Now that voting for 47 of the 80 seats in UP is over, the trend that is emerging is that the BJP, riding the Modi wave, is heading for a boon — if not a landslide — in the state.
But can the wave get it 61 of the 80 seats in UP that party president Rajnath Singh has claimed? Well, it means a 15-20% rise in vote-share and an unprecedented jump of 45 to 50-odd seats, compared to a 17.5% vote-share and 10 seats that the BJP managed to bag in 2009.
Has the party tackled the single most important factor — the rise of Mulayam Singh Yadav and Mayawati that almost decimated it during the past two decades — effectively?
The polling trends from 47 seats indicate that barring Congress chief Sonia Gandhi’s Rae Bareli and SP chief Mulayam Singh Yadav’s Mainpuri, the parties will have fight every inch of their way. Even Lucknow, from where Rajnath Singh is contesting, won’t be a cakewalk for the party.
The BJP, however, is looking at only 22 ‘sure shot’ seats. It is fighting tough battles in 19 seats against either BSP or the SP or the Congress while six seats — Badaun, Ferozabad, Mainpuri, Kannauj, Rae Bareli and Hamirpur — appear to be ‘sure shot’ ones for its rivals.
There are still reasons for the BJP to smile. It has made major gains in all the areas that have gone to the polls during the last four phases.
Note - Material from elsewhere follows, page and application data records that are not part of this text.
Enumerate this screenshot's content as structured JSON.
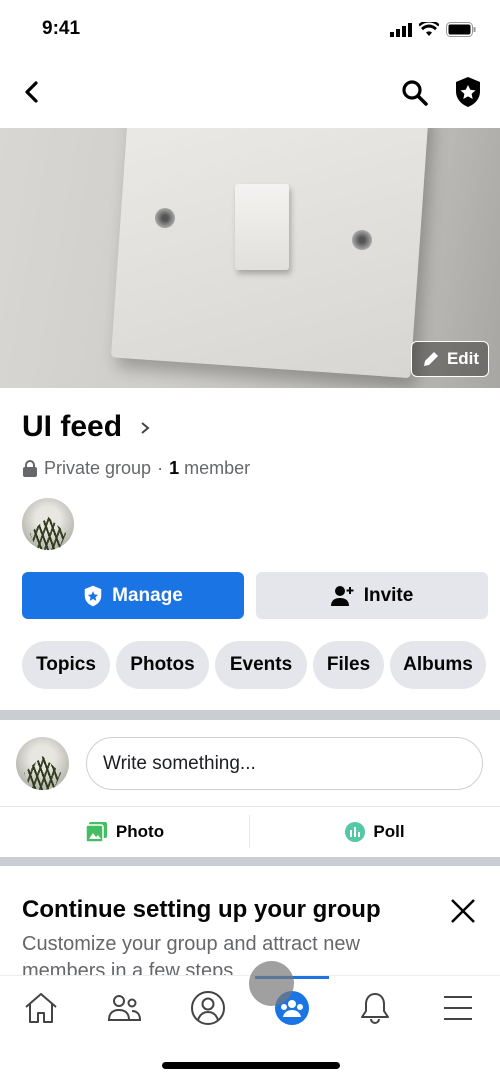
{
  "status_bar": {
    "time": "9:41"
  },
  "nav": {
    "back": "back-icon",
    "search": "search-icon",
    "admin": "shield-star-icon"
  },
  "cover": {
    "edit_label": "Edit"
  },
  "group": {
    "name": "UI feed",
    "privacy": "Private group",
    "separator": "·",
    "member_count": "1",
    "member_label": "member"
  },
  "actions": {
    "manage_label": "Manage",
    "invite_label": "Invite"
  },
  "chips": [
    {
      "label": "Topics"
    },
    {
      "label": "Photos"
    },
    {
      "label": "Events"
    },
    {
      "label": "Files"
    },
    {
      "label": "Albums"
    }
  ],
  "composer": {
    "placeholder": "Write something...",
    "photo_label": "Photo",
    "poll_label": "Poll"
  },
  "setup_card": {
    "title": "Continue setting up your group",
    "subtitle": "Customize your group and attract new members in a few steps"
  },
  "tabbar": {
    "items": [
      "home",
      "friends",
      "profile",
      "groups",
      "notifications",
      "menu"
    ],
    "active": "groups"
  },
  "colors": {
    "accent": "#1b74e4",
    "chip_bg": "#e4e6eb",
    "photo_green": "#45bd62",
    "poll_teal": "#54c7a5"
  }
}
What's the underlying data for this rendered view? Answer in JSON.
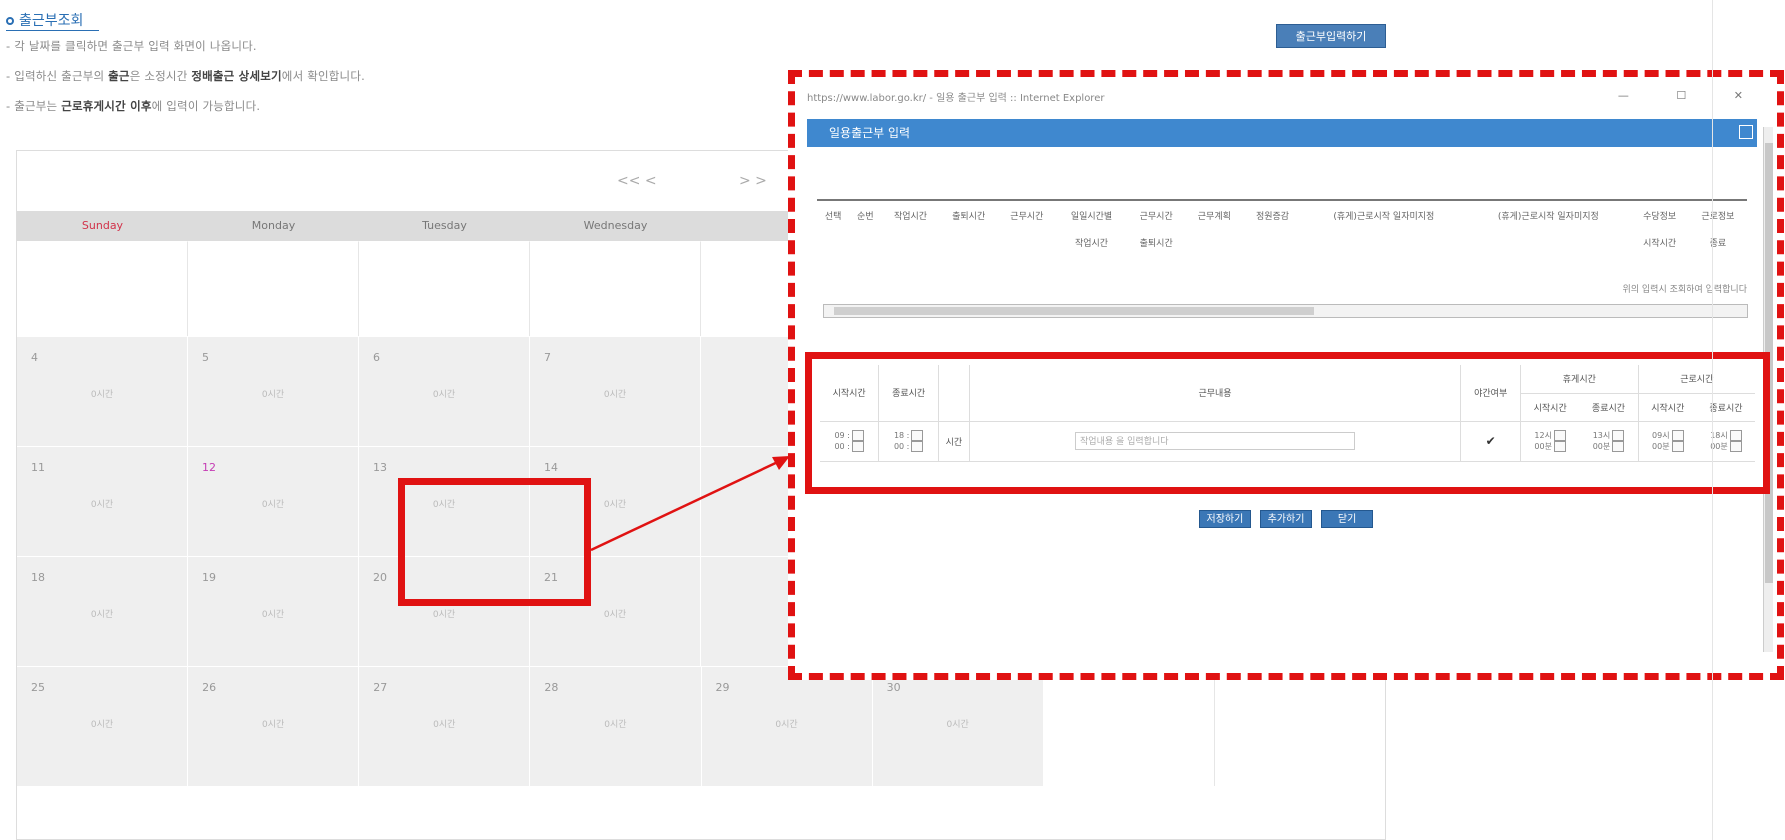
{
  "page_title": "출근부조회",
  "notices": [
    {
      "text": "- 각 날짜를 클릭하면 출근부 입력 화면이 나옵니다."
    },
    {
      "pre": "- 입력하신 출근부의 ",
      "bold1": "출근",
      "mid": "은 소정시간 ",
      "bold2": "정배출근 상세보기",
      "post": "에서 확인합니다."
    },
    {
      "pre": "- 출근부는 ",
      "bold1": "근로휴게시간 이후",
      "post": "에 입력이 가능합니다."
    }
  ],
  "top_button": "출근부입력하기",
  "calendar": {
    "nav_prev": "<< <",
    "nav_next": "> >",
    "weekdays": [
      "Sunday",
      "Monday",
      "Tuesday",
      "Wednesday",
      "",
      "",
      "",
      ""
    ],
    "weeks": [
      [
        {
          "d": ""
        },
        {
          "d": ""
        },
        {
          "d": ""
        },
        {
          "d": ""
        }
      ],
      [
        {
          "d": "4",
          "c": "0시간"
        },
        {
          "d": "5",
          "c": "0시간"
        },
        {
          "d": "6",
          "c": "0시간"
        },
        {
          "d": "7",
          "c": "0시간"
        }
      ],
      [
        {
          "d": "11",
          "c": "0시간"
        },
        {
          "d": "12",
          "c": "0시간",
          "holiday": true
        },
        {
          "d": "13",
          "c": "0시간"
        },
        {
          "d": "14",
          "c": "0시간"
        }
      ],
      [
        {
          "d": "18",
          "c": "0시간"
        },
        {
          "d": "19",
          "c": "0시간"
        },
        {
          "d": "20",
          "c": "0시간"
        },
        {
          "d": "21",
          "c": "0시간"
        }
      ],
      [
        {
          "d": "25",
          "c": "0시간"
        },
        {
          "d": "26",
          "c": "0시간"
        },
        {
          "d": "27",
          "c": "0시간"
        },
        {
          "d": "28",
          "c": "0시간"
        },
        {
          "d": "29",
          "c": "0시간"
        },
        {
          "d": "30",
          "c": "0시간"
        }
      ]
    ]
  },
  "popup": {
    "titlebar": "https://www.labor.go.kr/ - 일용 출근부 입력 :: Internet Explorer",
    "window_controls": "— ☐ ✕",
    "header": "일용출근부 입력",
    "grid1": {
      "row1": [
        "선택",
        "순번",
        "작업시간",
        "출퇴시간",
        "근무시간",
        "일일시간별",
        "근무시간",
        "근무계획",
        "정원증감",
        "(휴게)근로시작 일자미지정",
        "(휴게)근로시작 일자미지정",
        "수당정보",
        "근로정보"
      ],
      "sub": [
        "작업시간",
        "출퇴시간",
        "시작시간",
        "종료"
      ],
      "note": "위의 입력시 조회하여 입력합니다"
    },
    "grid2": {
      "headers": [
        "시작시간",
        "종료시간",
        "",
        "근무내용",
        "야간여부",
        "휴게시간",
        "",
        "근로시간",
        ""
      ],
      "sub": [
        "시작시간",
        "종료시간",
        "시작시간",
        "종료시간"
      ],
      "row": {
        "start": [
          "09 :",
          "00 :"
        ],
        "end": [
          "18 :",
          "00 :"
        ],
        "label": "시간",
        "content": "작업내용 을 입력합니다",
        "check": "✔",
        "breakStart": [
          "12시",
          "00분"
        ],
        "breakEnd": [
          "13시",
          "00분"
        ],
        "workStart": [
          "09시",
          "00분"
        ],
        "workEnd": [
          "18시",
          "00분"
        ]
      }
    },
    "buttons": [
      "저장하기",
      "추가하기",
      "닫기"
    ]
  }
}
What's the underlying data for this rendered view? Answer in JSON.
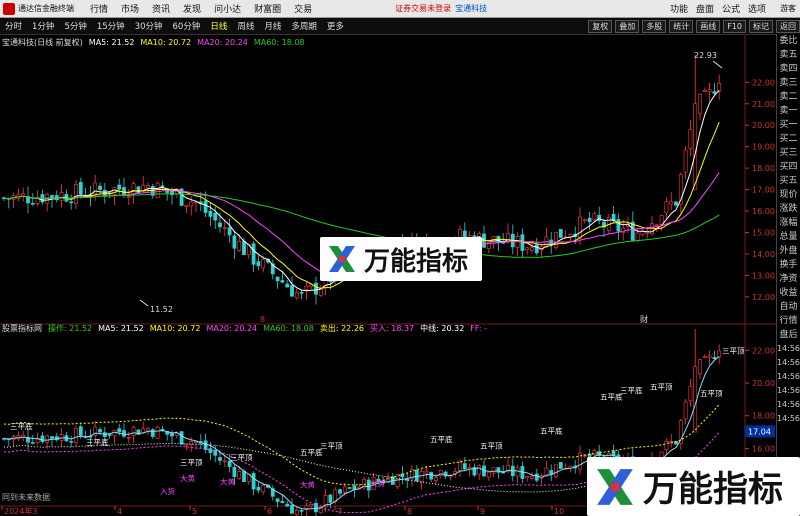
{
  "menubar": {
    "app_title": "通达信金融终端",
    "items": [
      "行情",
      "市场",
      "资讯",
      "发现",
      "问小达",
      "财富圈",
      "交易"
    ],
    "notice": "证券交易未登录",
    "stock_name": "宝通科技",
    "right_items": [
      "功能",
      "盘面",
      "公式",
      "选项"
    ],
    "guest": "游客"
  },
  "toolbar": {
    "periods": [
      "分时",
      "1分钟",
      "5分钟",
      "15分钟",
      "30分钟",
      "60分钟",
      "日线",
      "周线",
      "月线",
      "多周期",
      "更多"
    ],
    "active_period": "日线",
    "right_buttons": [
      "复权",
      "叠加",
      "多股",
      "统计",
      "画线",
      "F10",
      "标记",
      "返回"
    ]
  },
  "main_legend": {
    "title": "宝通科技(日线 前复权)",
    "ma5": "MA5: 21.52",
    "ma10": "MA10: 20.72",
    "ma20": "MA20: 20.24",
    "ma60": "MA60: 18.08"
  },
  "sub_legend": {
    "title": "股票指标网",
    "op": "操作: 21.52",
    "ma5": "MA5: 21.52",
    "ma10": "MA10: 20.72",
    "ma20": "MA20: 20.24",
    "ma60": "MA60: 18.08",
    "sell": "卖出: 22.26",
    "buy": "买入: 18.37",
    "mid": "中线: 20.32",
    "ff": "FF: -"
  },
  "main_price_axis": [
    "22.00",
    "21.00",
    "20.00",
    "19.00",
    "18.00",
    "17.00",
    "16.00",
    "15.00",
    "14.00",
    "13.00",
    "12.00"
  ],
  "sub_price_axis": [
    "22.00",
    "20.00",
    "18.00",
    "16.00",
    "14.00"
  ],
  "annotations": {
    "high": "22.93",
    "low": "11.52",
    "current": "17.04",
    "fin_mark": "财",
    "mark_8": "8"
  },
  "signal_labels": [
    "三平底",
    "三平底",
    "三平顶",
    "三平顶",
    "五平底",
    "三平顶",
    "五平底",
    "五平顶",
    "五平底",
    "五平底",
    "三平底",
    "五平顶",
    "五平顶",
    "三平顶",
    "大黄",
    "大黄",
    "大黄",
    "大黄",
    "入货"
  ],
  "time_axis": [
    "2024年3",
    "4",
    "5",
    "6",
    "7",
    "8",
    "9",
    "10",
    "11"
  ],
  "bottom_text": "同到未来数据",
  "side_panel": [
    "委比",
    "卖五",
    "卖四",
    "卖三",
    "卖二",
    "卖一",
    "买一",
    "买二",
    "买三",
    "买四",
    "买五",
    "现价",
    "涨跌",
    "涨幅",
    "总量",
    "外盘",
    "换手",
    "净资",
    "收益",
    "自动",
    "行情",
    "盘后",
    "14:56",
    "14:56",
    "14:56",
    "14:56",
    "14:56",
    "14:56"
  ],
  "watermark": {
    "text": "万能指标"
  },
  "colors": {
    "up": "#ff3b3b",
    "down": "#2fd0d0",
    "ma5": "#ffffff",
    "ma10": "#ffff00",
    "ma20": "#ff44ff",
    "ma60": "#22cc22",
    "up_fill": "#000000"
  }
}
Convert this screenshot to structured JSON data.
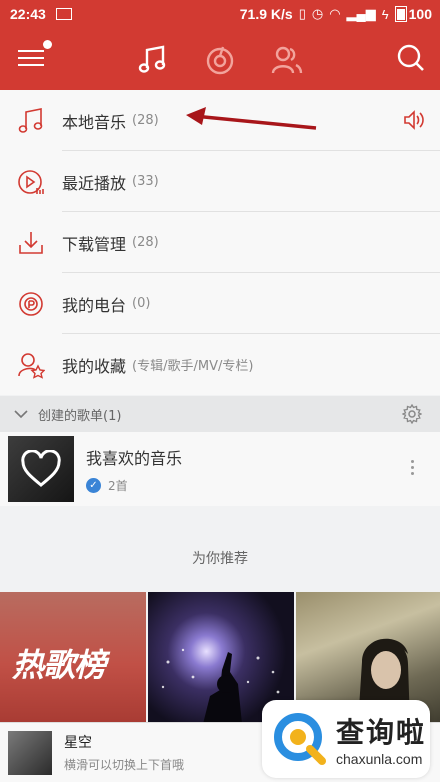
{
  "status_bar": {
    "time": "22:43",
    "speed": "71.9 K/s",
    "battery": "100"
  },
  "top_bar": {
    "tabs": [
      "music-tab",
      "discover-tab",
      "friends-tab"
    ],
    "accent_color": "#d23a32"
  },
  "menu": {
    "items": [
      {
        "label": "本地音乐",
        "count": "(28)"
      },
      {
        "label": "最近播放",
        "count": "(33)"
      },
      {
        "label": "下载管理",
        "count": "(28)"
      },
      {
        "label": "我的电台",
        "count": "(0)"
      },
      {
        "label": "我的收藏",
        "count": "(专辑/歌手/MV/专栏)"
      }
    ]
  },
  "created_playlists": {
    "header": "创建的歌单(1)",
    "items": [
      {
        "title": "我喜欢的音乐",
        "subtitle": "2首"
      }
    ]
  },
  "recommend": {
    "title": "为你推荐",
    "tile1_text": "热歌榜"
  },
  "player": {
    "song": "星空",
    "hint": "横滑可以切换上下首哦"
  },
  "watermark": {
    "brand": "查询啦",
    "url": "chaxunla.com"
  }
}
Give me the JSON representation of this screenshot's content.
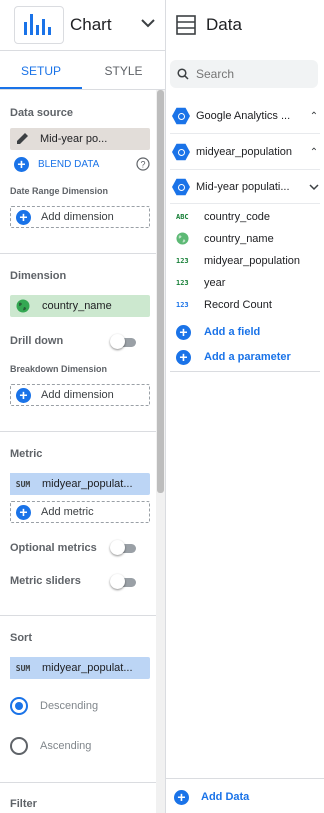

And in those going to the polls in the most backward region of the state, the Modi wave is catching on very fast despite caste playing a crucial role.
The BJP’s first break in UP came in 1991 when its tally rose to 51 from merely eight in 1989. Its decline began when it plunged to 29 seats from 57 in 1998 — the highest it ever bagged in the state.
The party touched its lowest point in 2004 when it won 10 seats and ended with the same tally in 2009 — with the vote share plummeting from 22 to 17%. In the 2012 assembly polls, the party failed to make any spectacular gain — it retained its third position by winning 47 seats and posting a 15% vote-share.